I received a text message from a guy with whom there was mutual romantic interest: “Plans for Friday?”
This guy was smart and ambitious, with a great sense of style. But him asking me for a first date by text was anti-climatic, at best, and showed a lack of confidence, at worst.
Here are five reasons why asking for a date by text is a setup for failure and what you should do instead:
1. It’s impersonal.
Every woman wants to be made to feel special, and there is nothing special about receiving a text message from some guy you don’t know well.
They take zero effort to send and undermine any gravitas for the subject at hand, especially since we know you’re probably texting a handful of potential dates at any given time. (We do it, too.)
She wants to hear your voice, not read faceless, lifeless words on a screen.
2. There’s too much room for misinterpretation.
You can’t hear the other person’s voice — there’s no tone, no inflection, no meaning, nada. The woman you’re texting will be left thinking you’re suggesting a friendly hangout, while you have in mind a hot night out for two. The conversation to clear that up? Awkward.
In-person communication always yields the most understanding, and the further you get from face-to-face interaction, the more opportunity there is for misunderstanding and misinterpretation.
The non-verbal and auditory cues missing from your text message only lead to anxiety and uncertainty for both of you.
3. It’s a waste of your time.
Texting something like a date request requires self-editing, composing, recomposing, leaving out punctuation, txtspk, etc.
By the time you’ve crafted the perfect text, you could have simply called and gotten an answer to your question already.
4. You might not get an answer.
Text messages are easy to ignore, both accidentally and on purpose. And then what? Anxiety for you, that’s what.
I can’t tell you how many times I’ve seen a text message roll in (“Hey, wyd?”) that just didn’t capture my interest, so I let it go unanswered. It might be days before I respond, if ever. Sometimes I don’t hear the notification and miss texts that way, too.
Also — technology is fallible. What if she never received your text? Sure, there are read receipts, but what if she turned them off or has an Android? You’re SOL, dude.
5. It says you lack confidence. Or effort.

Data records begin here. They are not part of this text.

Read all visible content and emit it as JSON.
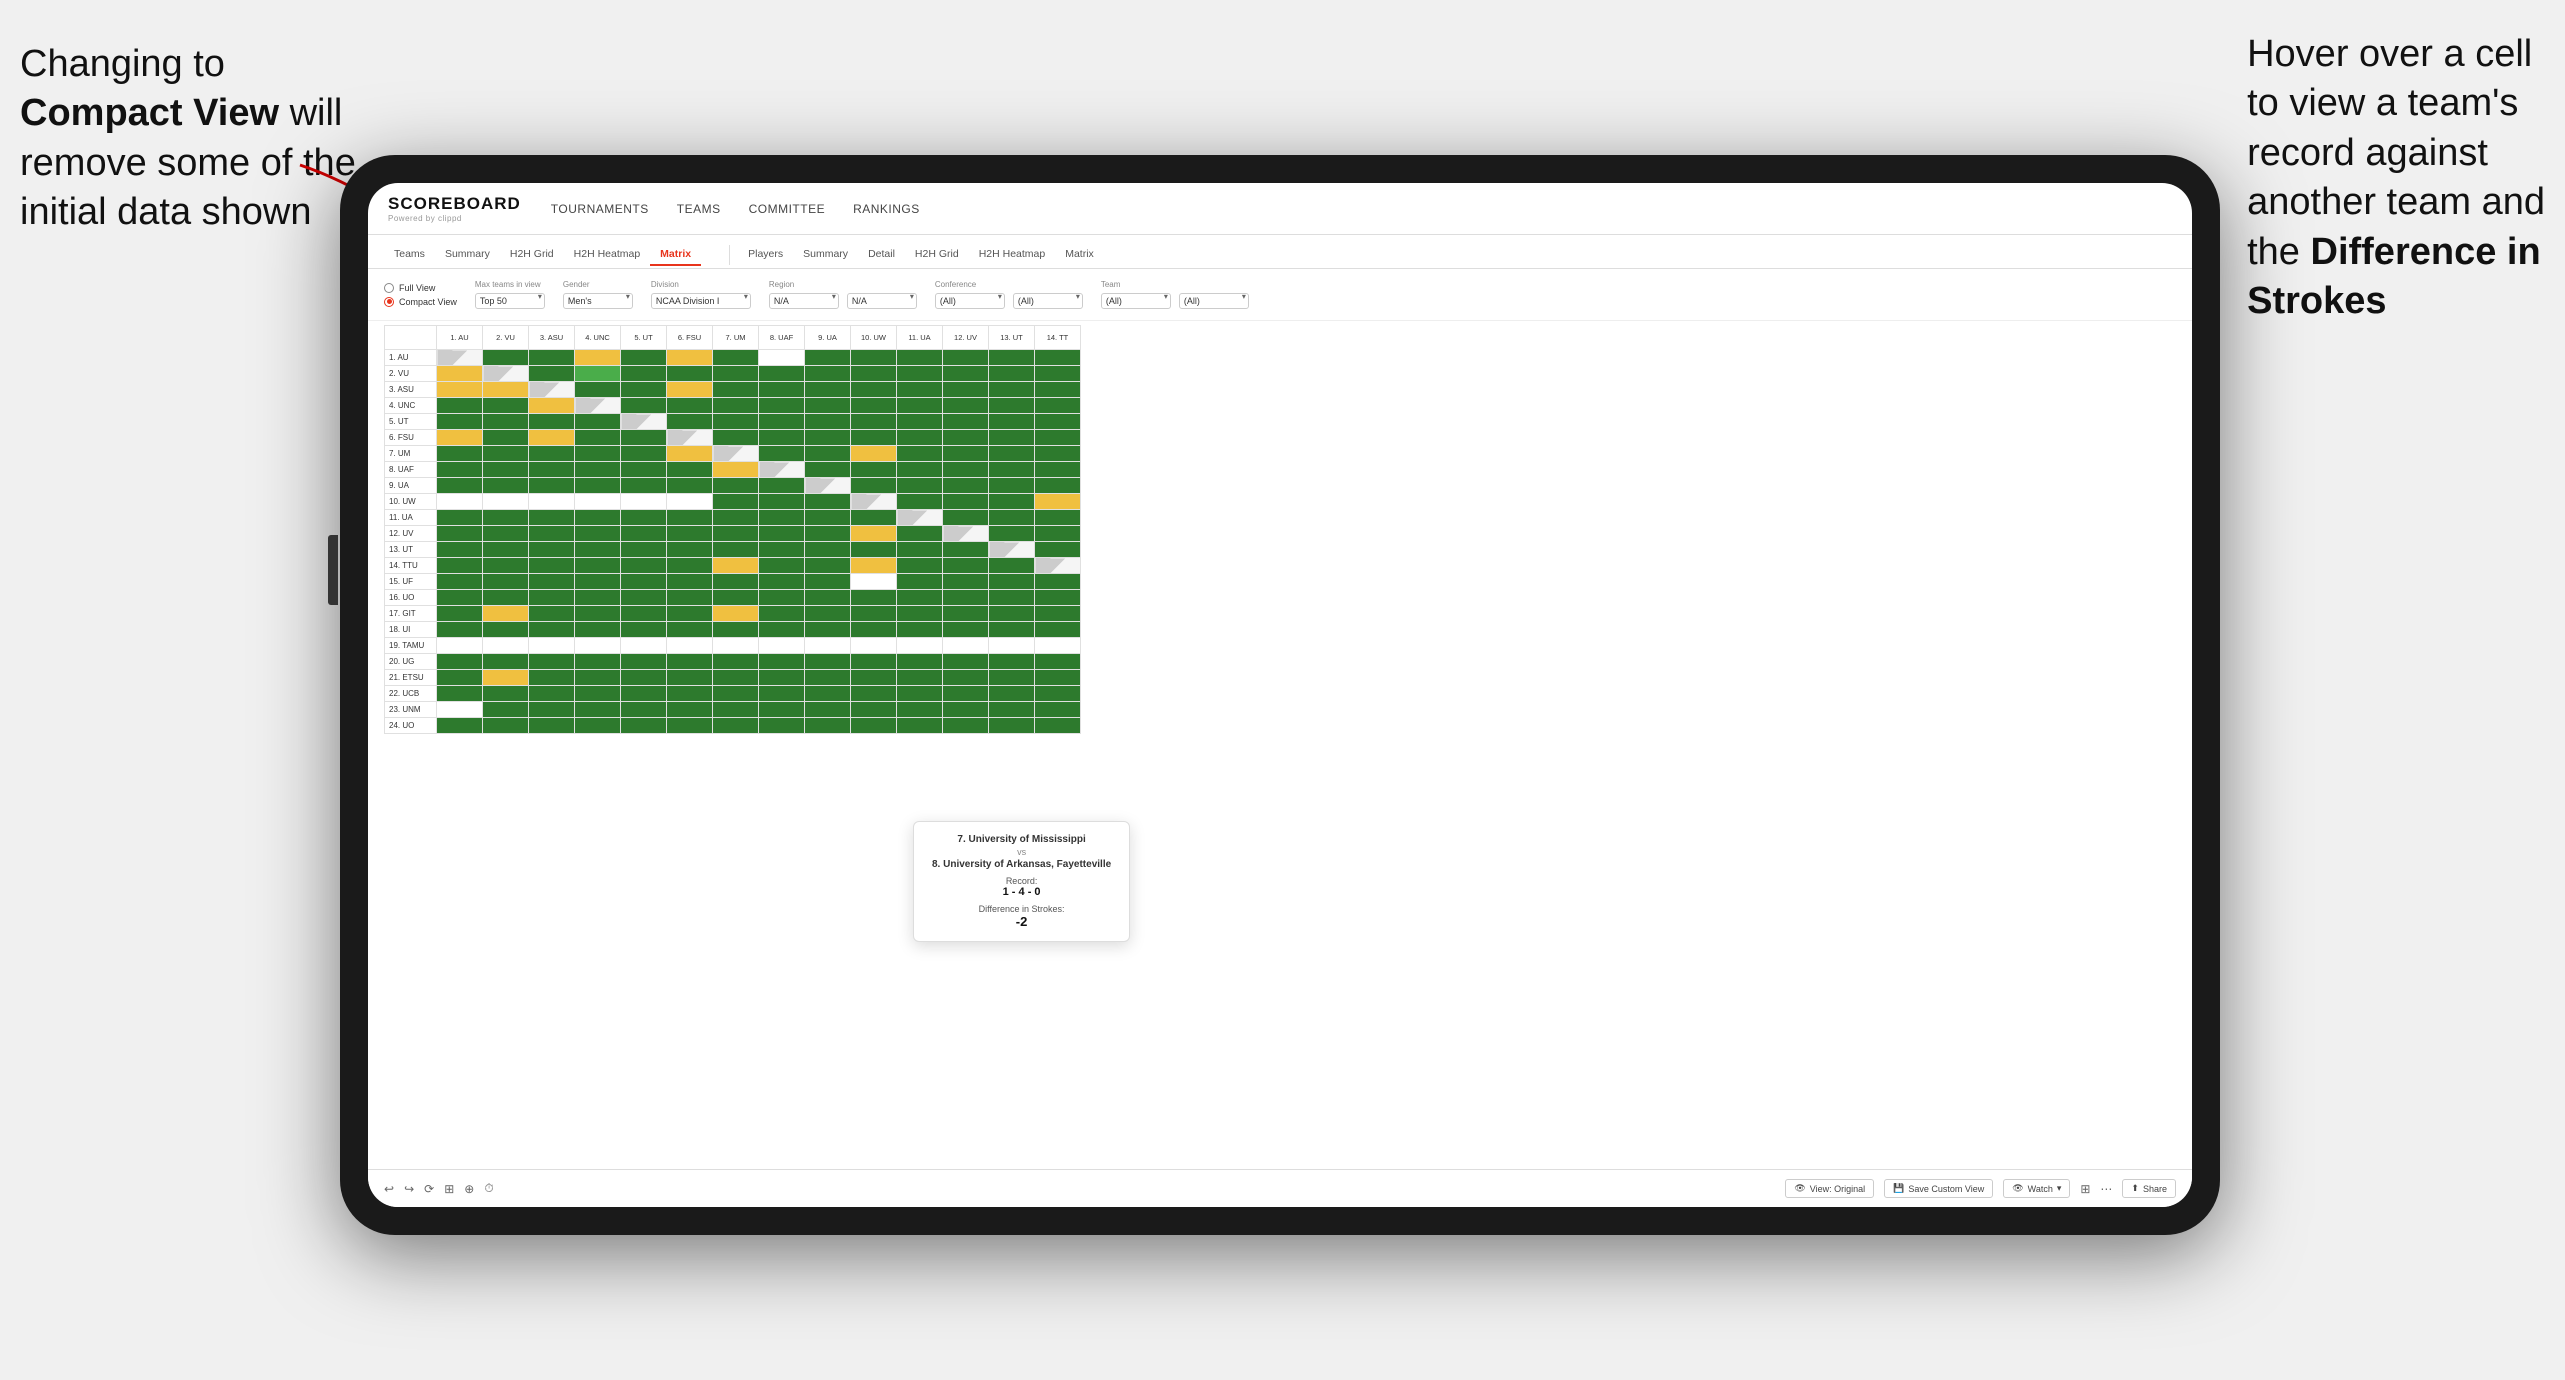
{
  "annotations": {
    "left_text_line1": "Changing to",
    "left_text_line2": "Compact View",
    "left_text_line3": "will",
    "left_text_line4": "remove some of the",
    "left_text_line5": "initial data shown",
    "right_text_line1": "Hover over a cell",
    "right_text_line2": "to view a team's",
    "right_text_line3": "record against",
    "right_text_line4": "another team and",
    "right_text_line5": "the",
    "right_text_bold": "Difference in",
    "right_text_bold2": "Strokes"
  },
  "nav": {
    "logo": "SCOREBOARD",
    "logo_sub": "Powered by clippd",
    "items": [
      "TOURNAMENTS",
      "TEAMS",
      "COMMITTEE",
      "RANKINGS"
    ]
  },
  "sub_tabs_left": [
    "Teams",
    "Summary",
    "H2H Grid",
    "H2H Heatmap",
    "Matrix"
  ],
  "sub_tabs_right": [
    "Players",
    "Summary",
    "Detail",
    "H2H Grid",
    "H2H Heatmap",
    "Matrix"
  ],
  "filters": {
    "view_full": "Full View",
    "view_compact": "Compact View",
    "max_teams_label": "Max teams in view",
    "max_teams_value": "Top 50",
    "gender_label": "Gender",
    "gender_value": "Men's",
    "division_label": "Division",
    "division_value": "NCAA Division I",
    "region_label": "Region",
    "region_value1": "N/A",
    "region_value2": "N/A",
    "conference_label": "Conference",
    "conference_value1": "(All)",
    "conference_value2": "(All)",
    "team_label": "Team",
    "team_value1": "(All)",
    "team_value2": "(All)"
  },
  "col_headers": [
    "1. AU",
    "2. VU",
    "3. ASU",
    "4. UNC",
    "5. UT",
    "6. FSU",
    "7. UM",
    "8. UAF",
    "9. UA",
    "10. UW",
    "11. UA",
    "12. UV",
    "13. UT",
    "14. TT"
  ],
  "row_headers": [
    "1. AU",
    "2. VU",
    "3. ASU",
    "4. UNC",
    "5. UT",
    "6. FSU",
    "7. UM",
    "8. UAF",
    "9. UA",
    "10. UW",
    "11. UA",
    "12. UV",
    "13. UT",
    "14. TTU",
    "15. UF",
    "16. UO",
    "17. GIT",
    "18. UI",
    "19. TAMU",
    "20. UG",
    "21. ETSU",
    "22. UCB",
    "23. UNM",
    "24. UO"
  ],
  "tooltip": {
    "team1": "7. University of Mississippi",
    "vs": "vs",
    "team2": "8. University of Arkansas, Fayetteville",
    "record_label": "Record:",
    "record_value": "1 - 4 - 0",
    "strokes_label": "Difference in Strokes:",
    "strokes_value": "-2"
  },
  "toolbar": {
    "view_original": "View: Original",
    "save_custom": "Save Custom View",
    "watch": "Watch",
    "share": "Share"
  }
}
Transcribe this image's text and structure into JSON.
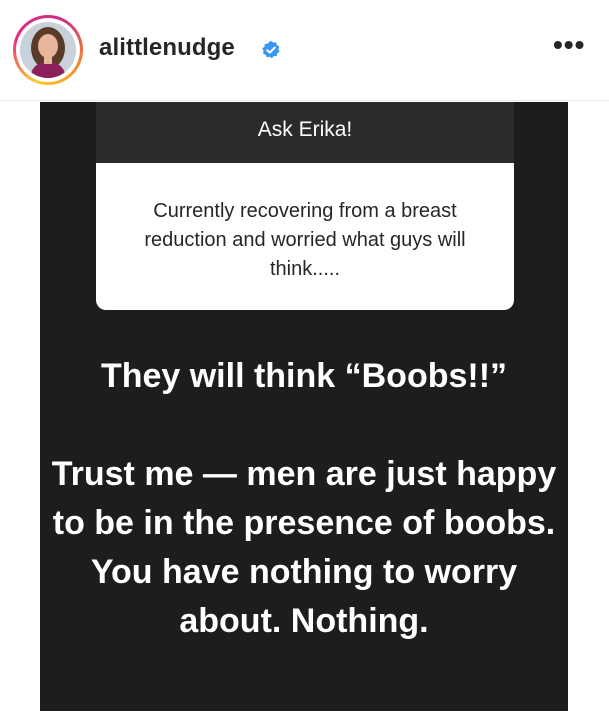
{
  "header": {
    "username": "alittlenudge",
    "more_label": "•••"
  },
  "story": {
    "question_title": "Ask Erika!",
    "question_text": "Currently recovering from a breast reduction and worried what guys will think.....",
    "answer_line1": "They will think “Boobs!!”",
    "answer_line2": "Trust me — men are just happy to be in the presence of boobs. You have nothing to worry about. Nothing."
  },
  "colors": {
    "story_background": "#1d1d1d",
    "card_header": "#2b2b2b",
    "verified_badge": "#3897f0"
  }
}
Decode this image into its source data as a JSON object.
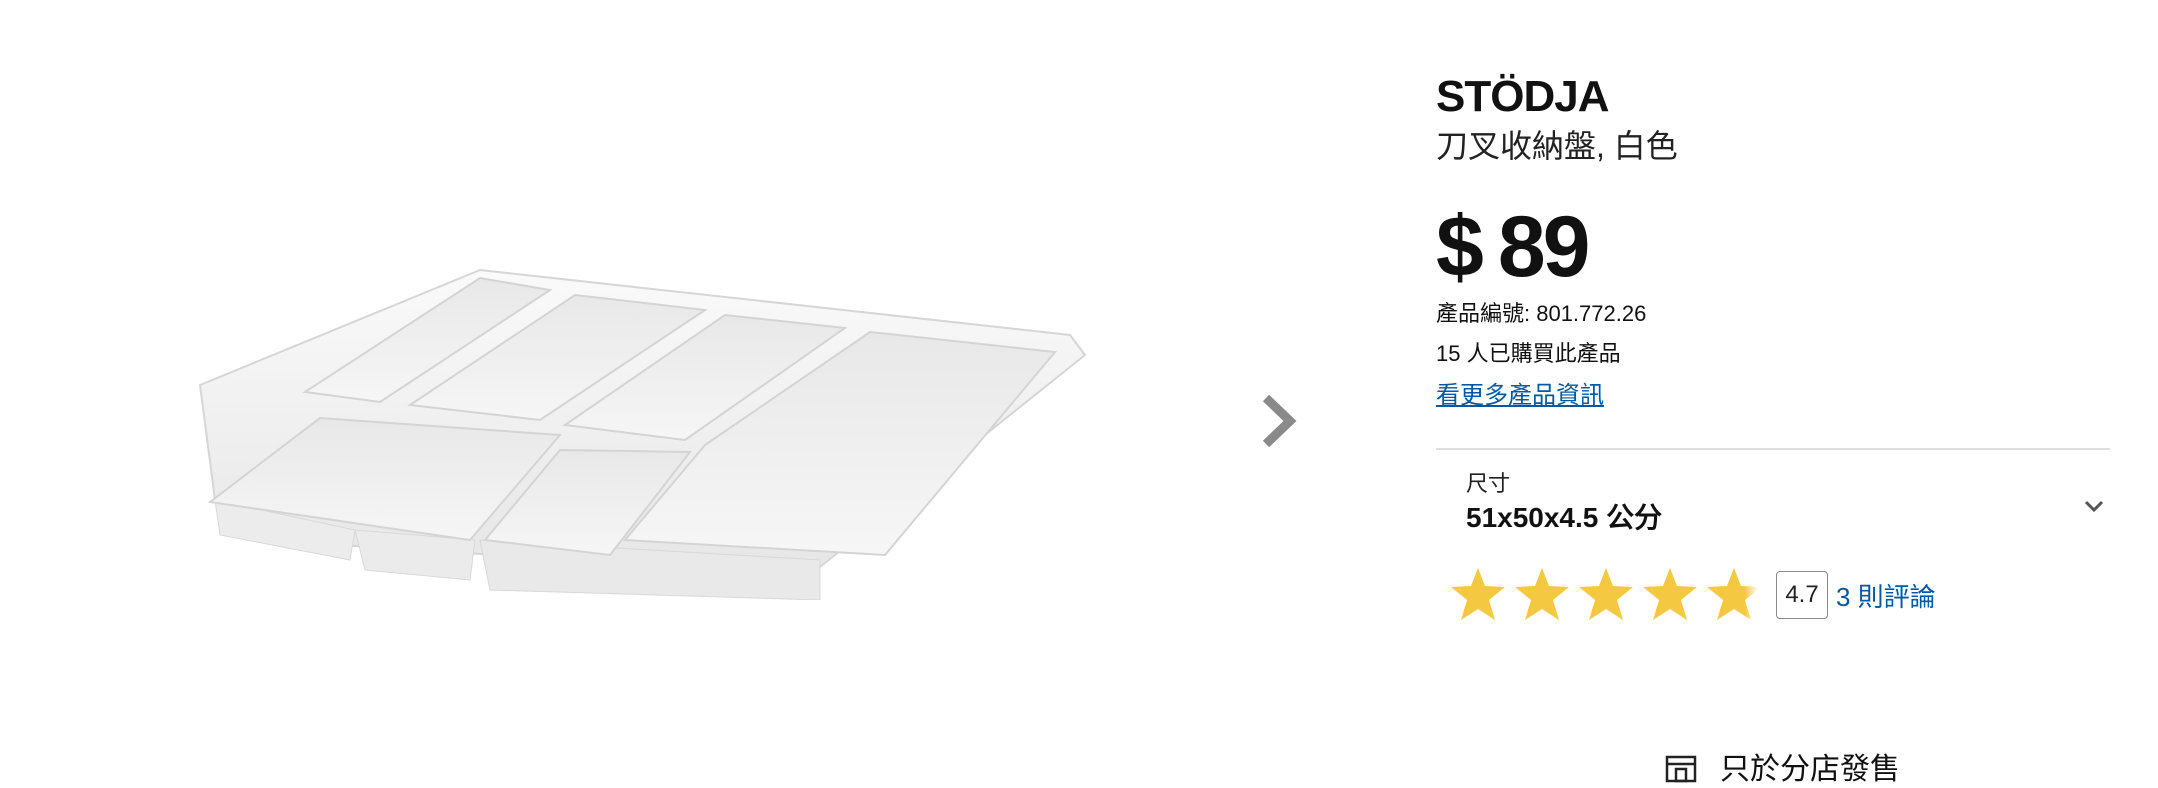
{
  "product": {
    "name": "STÖDJA",
    "subtitle": "刀叉收納盤, 白色",
    "price_currency": "$",
    "price_value": "89",
    "article_number": "產品編號: 801.772.26",
    "purchase_count": "15 人已購買此產品",
    "more_info_link": "看更多產品資訊"
  },
  "size": {
    "label": "尺寸",
    "value": "51x50x4.5 公分"
  },
  "rating": {
    "score": "4.7",
    "review_link": "3 則評論",
    "stars_fill": [
      1,
      1,
      1,
      1,
      0.7
    ],
    "star_color": "#f5c842"
  },
  "availability": {
    "store_only": "只於分店發售"
  },
  "colors": {
    "link": "#0058a3",
    "divider": "#dfdfdf"
  },
  "icons": {
    "next": "chevron-right-icon",
    "expand": "chevron-down-icon",
    "store": "store-icon"
  }
}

Women want to made to feel special, fellas. Nothing says, “I’m not that interested” or “I don’t have the guts to talk to you,” than a text message you fired off in 3 seconds.
You’re also doing yourself a disservice by asking for a date via text message. That quick text sent reinforces your lack of confidence in that you’ll always feel more comfortable with texting a woman than actually talking to one, and that makes for awkward in-person interactions. (And the whole point is to get back to face-to-face scenarios, right?)
Some people put their stock in the stereotype that “women are good communicators, men are bad communicators,” but that’s simply untrue. While men and women tend to communicate differently, both are capable of communicating better — it takes coaching and practice.
How to Handle It Instead
Texting all the time also means you cheat yourself in practicing the art of interpreting nonverbal visual cues.
By not practicing how to read (and deliver) the nonverbal signals that account for the majority of human communication, you miss out on how to interact well with women in real life.
Next time you have something to ask or say — call. It says you give a damn and have the confidence to go for what you want. And confidence is sexy.
The Bottom Line
Asking for a date by text message runs a high risk for negative potential consequences. Be unforgettable: Make yourself stand out from the competition by giving your texting thumbs a rest and picking up the phone instead.